Banking and Finance Law | Commercial Law | International Law | International Trade Law | Law and Economics | Public Law and Legal Theory

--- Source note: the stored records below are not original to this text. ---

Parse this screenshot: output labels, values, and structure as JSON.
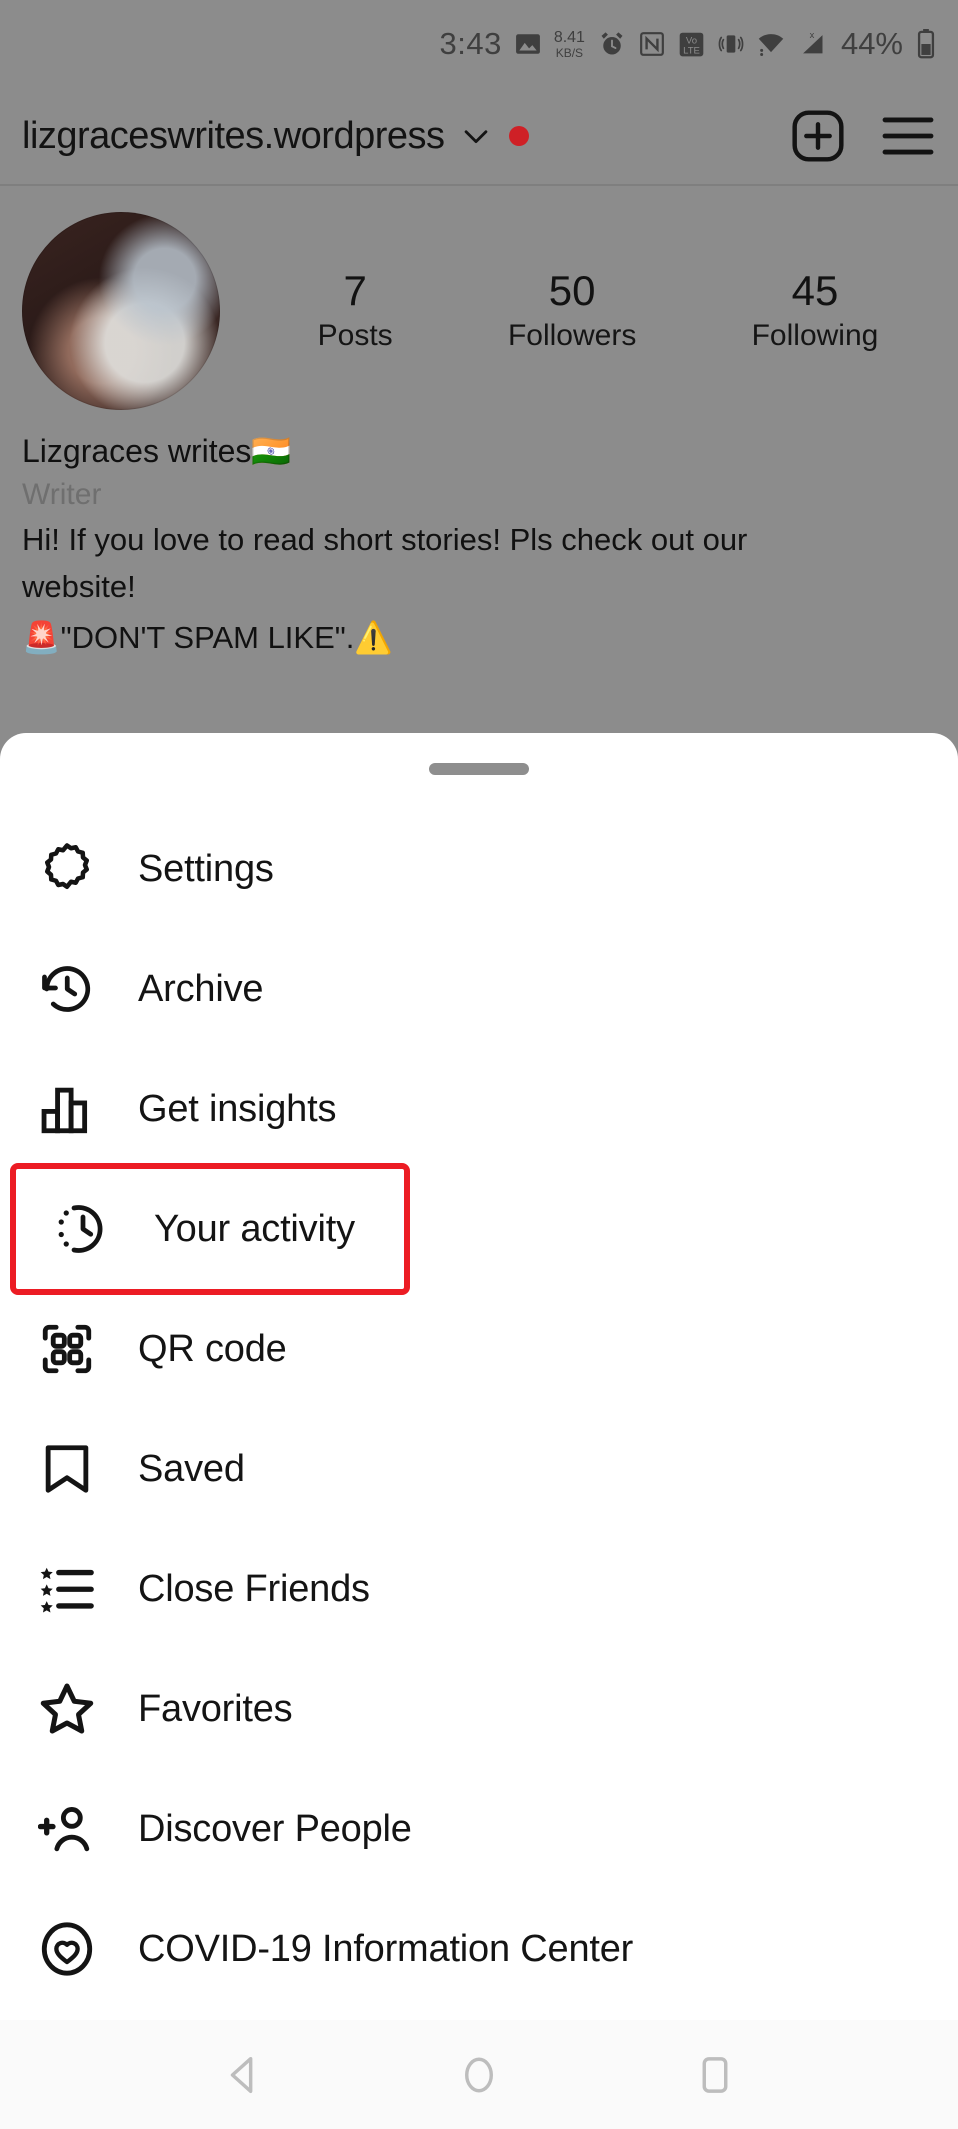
{
  "status_bar": {
    "time": "3:43",
    "network_speed": "8.41",
    "network_speed_unit": "KB/S",
    "battery_percent": "44%",
    "icons": [
      "image-icon",
      "alarm-clock-icon",
      "nfc-icon",
      "volte-icon",
      "vibrate-icon",
      "wifi-icon",
      "signal-no-sim-icon",
      "battery-icon"
    ]
  },
  "header": {
    "username": "lizgraceswrites.wordpress",
    "chevron": "chevron-down-icon",
    "status_dot_color": "#cf2026",
    "add_label": "add-post-icon",
    "menu_label": "hamburger-menu-icon"
  },
  "profile": {
    "avatar": "profile-avatar",
    "stats": [
      {
        "value": "7",
        "label": "Posts"
      },
      {
        "value": "50",
        "label": "Followers"
      },
      {
        "value": "45",
        "label": "Following"
      }
    ],
    "display_name": "Lizgraces writes🇮🇳",
    "category": "Writer",
    "bio_line1": "Hi! If you love to read short stories! Pls check out our",
    "bio_line2": "website!",
    "bio_line3": "🚨\"DON'T SPAM LIKE\".⚠️"
  },
  "sheet": {
    "handle": "drag-handle",
    "highlight_color": "#ec1c24",
    "items": [
      {
        "label": "Settings",
        "icon": "gear-icon",
        "highlighted": false
      },
      {
        "label": "Archive",
        "icon": "archive-clock-icon",
        "highlighted": false
      },
      {
        "label": "Get insights",
        "icon": "bar-chart-icon",
        "highlighted": false
      },
      {
        "label": "Your activity",
        "icon": "activity-clock-icon",
        "highlighted": true
      },
      {
        "label": "QR code",
        "icon": "qr-code-icon",
        "highlighted": false
      },
      {
        "label": "Saved",
        "icon": "bookmark-icon",
        "highlighted": false
      },
      {
        "label": "Close Friends",
        "icon": "star-list-icon",
        "highlighted": false
      },
      {
        "label": "Favorites",
        "icon": "star-icon",
        "highlighted": false
      },
      {
        "label": "Discover People",
        "icon": "add-person-icon",
        "highlighted": false
      },
      {
        "label": "COVID-19 Information Center",
        "icon": "covid-heart-icon",
        "highlighted": false
      }
    ]
  },
  "nav_bar": {
    "back": "back-triangle-icon",
    "home": "home-circle-icon",
    "recents": "recents-square-icon"
  }
}
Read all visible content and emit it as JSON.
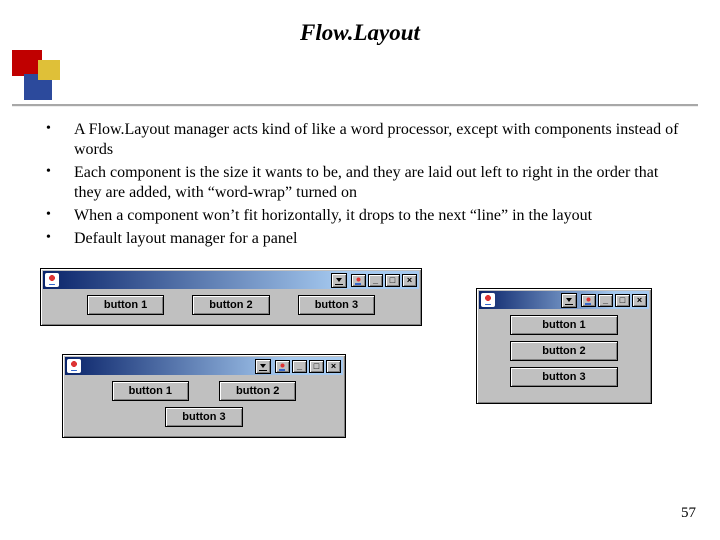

Global trade imbalance and domestic financial fragility are intimately related. When a nation runs persistently massive current account deficits to maintain global liquidity as has the United States now for decades, its central bank effectively relinquishes exchange rate flexibility to become a de facto central bank to the world. That in turn prevents the bank from playing its essential credit-modulatory role at home, at least absent strict capital controls that are difficult to administer and have long been taboo. And this can in turn render credit-fueled asset price bubbles and busts all but impossible to prevent, irrespective of the nation's regime of domestic financial regulation. Counterpart remarks hold of nations that run persistently large surpluses, notably China, which now faces looming financial dysfunction of its own notwithstanding strict capital controls. If the U.S., Asian, and European economies are to emerge from and stay out of crisis, a new global legal architecture that fully melds trade, monetary, and financial arrangements, in a manner that renders the global liquidity required by global trade no longer dependent on one national currency or permanent national deficits, will be a sine qua non.

This article, which draws together three distinct sequences of articles by the author on financial regulation and central banking, economic rebalancing, and the legal underpinnings of the world economy, retrieves and updates J. M. Keynes's original International Clearing Union ("ICU") plan for what ultimately became the International Monetary Fund ("IMF," "Fund"). Part I tells the tale of Keynes's original ICU plan as advocated at Bretton Woods, emphasizing the plan's basic structure and motivations as rooted in Keynes's financially oriented re-conception of monetary and what later came to be known as "macroeconomic" theory. Part II traces recent financial, monetary, and macroeconomic troubles to our not having adopted something more like the Keynesian IMF. Part III proposes an updated version of Keynes's ICU arrangement suitable for today's international trade and financial order. In effect, it serves as a rough blueprint for a new IMF: a Fund more like the "old" one we never gave a go, and indeed more like a world central bank, a "Global Fed."

The article concludes by looking ahead to next steps in the direction of fully instituting the revived Global Clearing Union plan that it proposes. What has blocked progress until now, it suggests, might well be a tendency to segregate thought about international trade and monetary orders, on the one hand, from thought about domestic financial and "real" economies on the other hand. In counseling abandonment of those misleading segregations, the article ultimately suggests we change more than one institution. It suggests we reform a false and destructive way of thinking.

Publication Citation

Published in: New York University Journal of Legislation and Public Policy, Vol. 16, No. 2 (2013).